If ODUS truly aspires to teach responsibility, it seems incumbent upon them to review the processes used to establish and fund student organizations. Higher standards need to be set regarding group formation and more transparent methods of evaluation need to be implemented to allow for greater accountability of students and staff involved with the allotment of funds and creation of new groups. Fortunately, an effort has already begun to close existing loopholes. The USG recently released new clarifications stipulating that organizations return surplus funds when they over-budget for an event. If this restriction is consistently enforced, it will represent a major step toward increased accountability for student groups, but more work remains to be done. There are certain common-sense restrictions that could be put into place, such as requiring all groups to have a presence at the Freshman Activities Fair and actively maintain a website in order to receive funding. Additionally, greater oversight of the reimbursement process is needed to eliminate the possibility that embellished or outright fraudulent claims might be accepted as legitimate expenditures.
As to ODUS’ s goal of creating a student community, it is not at all obvious that the University’s collection of assorted groups actually do this.
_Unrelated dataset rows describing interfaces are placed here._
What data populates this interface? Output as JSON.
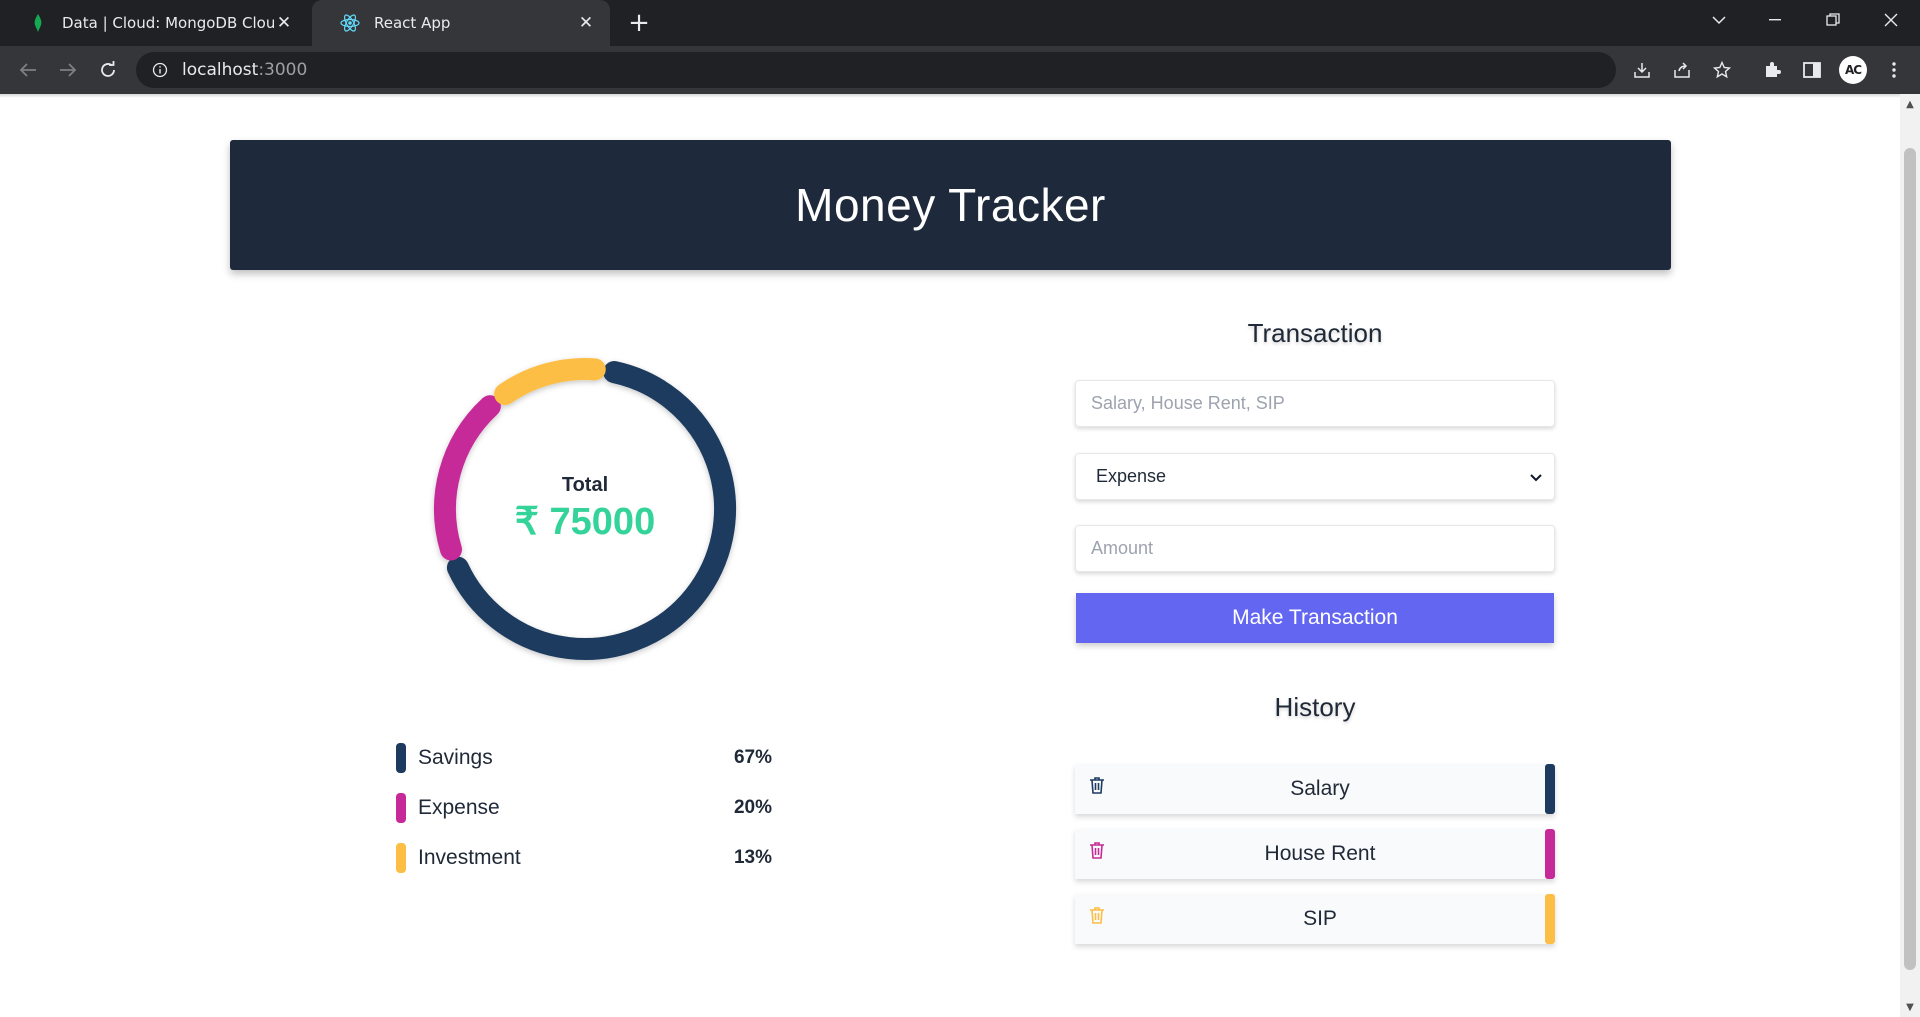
{
  "browser": {
    "tabs": [
      {
        "title": "Data | Cloud: MongoDB Cloud",
        "icon": "mongodb-leaf-icon"
      },
      {
        "title": "React App",
        "icon": "react-icon"
      }
    ],
    "url_host": "localhost",
    "url_port": ":3000",
    "avatar_initials": "AC"
  },
  "app": {
    "title": "Money Tracker",
    "total_label": "Total",
    "total_amount": "₹ 75000",
    "legend": [
      {
        "label": "Savings",
        "percent": "67%",
        "color": "#1e3a5f"
      },
      {
        "label": "Expense",
        "percent": "20%",
        "color": "#c62a98"
      },
      {
        "label": "Investment",
        "percent": "13%",
        "color": "#fcbe44"
      }
    ],
    "transaction": {
      "title": "Transaction",
      "name_placeholder": "Salary, House Rent, SIP",
      "type_selected": "Expense",
      "amount_placeholder": "Amount",
      "submit_label": "Make Transaction"
    },
    "history": {
      "title": "History",
      "items": [
        {
          "label": "Salary",
          "color": "#1e3a5f"
        },
        {
          "label": "House Rent",
          "color": "#c62a98"
        },
        {
          "label": "SIP",
          "color": "#fcbe44"
        }
      ]
    }
  },
  "chart_data": {
    "type": "pie",
    "categories": [
      "Savings",
      "Expense",
      "Investment"
    ],
    "values": [
      67,
      20,
      13
    ],
    "colors": [
      "#1e3a5f",
      "#c62a98",
      "#fcbe44"
    ],
    "title": ""
  }
}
It seems possible that this need to separate students into diverse groups may actually divide us further, as it encourages students to interact solely with like-minded peers. An appropriate way to address this issue would be to have more established umbrella groups, which would elicit greater participation and a more interconnected community. For example, The Black Student Union currently serves as this type of umbrella organization, encompassing nine other black student groups on campus. Restructuring the student groups under certain umbrellas would allow groups to pool resources, and would allow niche groups to preserve their independence while also benefitting from connections with similar groups.